For me, I need to be in the right mood. When I was communting and working regular hours, the journey back home on the train often did it: I was quite tired and my mind was not focusing on immediate tasks of the day (that sensitive meeting at ten), but was reflective. If I say that I wrote some poems in a trance-like state, I don’t mean anything that would have worried my fellow-commuters, though they might have noticed I seemed to be thinking hard. Maybe the travelling helped too: I’ve always been excited by the sense of travel and change, and for me that was associated with a sense of other worlds, of other kinds of existence.
Being tired helps: you are less controlled and controlling.
Music can do it – but for me, only classical orchestral. I’m a great fan of folk rock and Johnny Cash, but it’s Sibelius and Bruckner, Nielsen and Rachmaninov, that take me into a mood where poetry can be created.
The silence of a Quaker meeting can do it, as can silent lone contemplation but perhaps not so well.
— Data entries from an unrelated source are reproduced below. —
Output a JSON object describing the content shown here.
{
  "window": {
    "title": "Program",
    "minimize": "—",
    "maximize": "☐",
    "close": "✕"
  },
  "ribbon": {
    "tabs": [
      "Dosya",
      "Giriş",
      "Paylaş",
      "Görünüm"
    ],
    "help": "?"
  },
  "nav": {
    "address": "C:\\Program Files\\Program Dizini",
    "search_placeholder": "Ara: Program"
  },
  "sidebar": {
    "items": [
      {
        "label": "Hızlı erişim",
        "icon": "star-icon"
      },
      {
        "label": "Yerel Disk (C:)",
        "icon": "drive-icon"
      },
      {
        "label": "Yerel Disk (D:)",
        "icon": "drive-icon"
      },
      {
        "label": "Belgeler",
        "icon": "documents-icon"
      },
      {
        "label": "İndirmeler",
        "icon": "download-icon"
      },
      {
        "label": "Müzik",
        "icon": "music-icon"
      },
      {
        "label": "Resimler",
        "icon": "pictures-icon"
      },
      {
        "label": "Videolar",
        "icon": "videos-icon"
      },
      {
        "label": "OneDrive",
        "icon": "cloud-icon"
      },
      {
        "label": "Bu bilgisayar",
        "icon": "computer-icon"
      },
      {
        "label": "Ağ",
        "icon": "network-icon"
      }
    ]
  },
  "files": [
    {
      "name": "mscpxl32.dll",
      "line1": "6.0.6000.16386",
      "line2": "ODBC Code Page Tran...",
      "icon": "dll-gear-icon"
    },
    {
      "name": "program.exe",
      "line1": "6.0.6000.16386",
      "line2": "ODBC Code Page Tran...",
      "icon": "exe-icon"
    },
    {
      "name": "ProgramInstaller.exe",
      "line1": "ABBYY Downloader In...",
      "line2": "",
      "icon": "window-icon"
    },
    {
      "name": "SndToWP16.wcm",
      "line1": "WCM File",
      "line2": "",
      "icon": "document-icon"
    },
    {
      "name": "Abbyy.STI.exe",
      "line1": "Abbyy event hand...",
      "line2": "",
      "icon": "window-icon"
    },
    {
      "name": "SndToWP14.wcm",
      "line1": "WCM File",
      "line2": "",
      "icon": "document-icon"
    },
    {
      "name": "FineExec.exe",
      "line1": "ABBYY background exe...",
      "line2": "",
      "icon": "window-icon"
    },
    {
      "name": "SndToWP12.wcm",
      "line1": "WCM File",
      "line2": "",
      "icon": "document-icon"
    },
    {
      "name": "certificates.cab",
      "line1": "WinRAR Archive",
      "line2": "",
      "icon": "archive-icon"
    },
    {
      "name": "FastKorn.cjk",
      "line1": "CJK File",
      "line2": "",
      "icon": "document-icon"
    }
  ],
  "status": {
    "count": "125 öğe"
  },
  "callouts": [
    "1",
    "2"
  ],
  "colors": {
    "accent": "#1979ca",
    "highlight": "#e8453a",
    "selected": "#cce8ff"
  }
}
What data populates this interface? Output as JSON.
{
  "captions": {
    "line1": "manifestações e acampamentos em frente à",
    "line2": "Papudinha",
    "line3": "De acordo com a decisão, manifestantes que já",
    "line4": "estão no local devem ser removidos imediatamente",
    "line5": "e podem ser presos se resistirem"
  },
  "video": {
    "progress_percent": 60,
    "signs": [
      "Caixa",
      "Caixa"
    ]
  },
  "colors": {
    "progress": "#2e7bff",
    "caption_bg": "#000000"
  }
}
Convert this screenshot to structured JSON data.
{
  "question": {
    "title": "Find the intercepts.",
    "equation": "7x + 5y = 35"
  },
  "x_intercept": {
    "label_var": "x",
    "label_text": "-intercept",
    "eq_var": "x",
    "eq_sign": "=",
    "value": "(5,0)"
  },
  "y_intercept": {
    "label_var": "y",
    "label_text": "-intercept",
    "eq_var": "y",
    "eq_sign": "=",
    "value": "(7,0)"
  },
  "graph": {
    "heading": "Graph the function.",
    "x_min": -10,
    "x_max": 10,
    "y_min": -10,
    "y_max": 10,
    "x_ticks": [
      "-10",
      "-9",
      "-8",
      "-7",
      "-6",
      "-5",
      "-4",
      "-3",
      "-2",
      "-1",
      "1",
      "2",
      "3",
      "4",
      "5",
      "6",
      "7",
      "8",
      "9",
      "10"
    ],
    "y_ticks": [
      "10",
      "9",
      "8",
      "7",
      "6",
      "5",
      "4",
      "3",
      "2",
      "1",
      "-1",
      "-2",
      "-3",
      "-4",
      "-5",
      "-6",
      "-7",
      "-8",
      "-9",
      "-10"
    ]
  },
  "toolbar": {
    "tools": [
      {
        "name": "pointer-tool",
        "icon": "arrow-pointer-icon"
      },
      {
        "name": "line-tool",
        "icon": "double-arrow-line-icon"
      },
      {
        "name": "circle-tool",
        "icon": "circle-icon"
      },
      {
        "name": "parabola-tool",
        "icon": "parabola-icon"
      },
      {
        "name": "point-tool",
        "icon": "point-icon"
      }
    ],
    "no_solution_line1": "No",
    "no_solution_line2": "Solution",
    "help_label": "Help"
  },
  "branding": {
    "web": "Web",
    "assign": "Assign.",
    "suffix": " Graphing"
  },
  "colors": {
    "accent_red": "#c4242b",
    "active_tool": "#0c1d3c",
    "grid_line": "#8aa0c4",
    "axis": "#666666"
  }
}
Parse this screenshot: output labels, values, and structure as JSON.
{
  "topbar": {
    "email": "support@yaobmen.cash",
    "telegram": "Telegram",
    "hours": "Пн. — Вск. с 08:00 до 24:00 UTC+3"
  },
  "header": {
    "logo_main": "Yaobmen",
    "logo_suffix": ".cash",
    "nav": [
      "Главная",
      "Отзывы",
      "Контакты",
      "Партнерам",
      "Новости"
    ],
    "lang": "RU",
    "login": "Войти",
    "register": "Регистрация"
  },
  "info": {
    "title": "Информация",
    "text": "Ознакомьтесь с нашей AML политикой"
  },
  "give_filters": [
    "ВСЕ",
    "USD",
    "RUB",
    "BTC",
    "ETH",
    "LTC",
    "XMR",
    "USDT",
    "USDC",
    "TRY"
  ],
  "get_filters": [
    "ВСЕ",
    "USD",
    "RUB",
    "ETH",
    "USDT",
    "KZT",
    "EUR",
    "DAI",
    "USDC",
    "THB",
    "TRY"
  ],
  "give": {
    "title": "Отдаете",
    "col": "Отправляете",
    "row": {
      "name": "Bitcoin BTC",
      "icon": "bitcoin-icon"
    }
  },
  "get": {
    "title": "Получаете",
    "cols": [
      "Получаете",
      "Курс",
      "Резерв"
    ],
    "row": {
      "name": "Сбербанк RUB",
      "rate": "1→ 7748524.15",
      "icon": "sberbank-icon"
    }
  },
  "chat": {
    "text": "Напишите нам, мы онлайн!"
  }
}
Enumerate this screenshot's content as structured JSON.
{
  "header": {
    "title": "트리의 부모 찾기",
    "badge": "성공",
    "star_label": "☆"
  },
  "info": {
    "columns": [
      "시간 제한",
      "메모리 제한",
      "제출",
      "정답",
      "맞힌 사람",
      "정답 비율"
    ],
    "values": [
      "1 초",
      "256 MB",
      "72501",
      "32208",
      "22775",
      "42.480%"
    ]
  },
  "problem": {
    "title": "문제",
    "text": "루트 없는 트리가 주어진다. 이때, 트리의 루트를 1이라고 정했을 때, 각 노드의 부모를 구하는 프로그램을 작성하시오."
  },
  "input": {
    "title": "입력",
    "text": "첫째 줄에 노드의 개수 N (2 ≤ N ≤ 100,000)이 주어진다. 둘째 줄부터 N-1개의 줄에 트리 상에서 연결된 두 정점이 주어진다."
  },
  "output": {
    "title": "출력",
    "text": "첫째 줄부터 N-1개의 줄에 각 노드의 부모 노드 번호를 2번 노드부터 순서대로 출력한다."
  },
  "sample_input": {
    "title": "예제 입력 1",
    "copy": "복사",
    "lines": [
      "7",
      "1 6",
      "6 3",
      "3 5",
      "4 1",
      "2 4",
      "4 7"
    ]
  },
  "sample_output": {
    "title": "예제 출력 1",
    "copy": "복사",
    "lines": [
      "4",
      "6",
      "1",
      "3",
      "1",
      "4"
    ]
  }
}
Being outdoors in open country can help a poem form, or coming back after such an outing if I have time and space to think about it. Rain on the windows can be magic and the sea always is.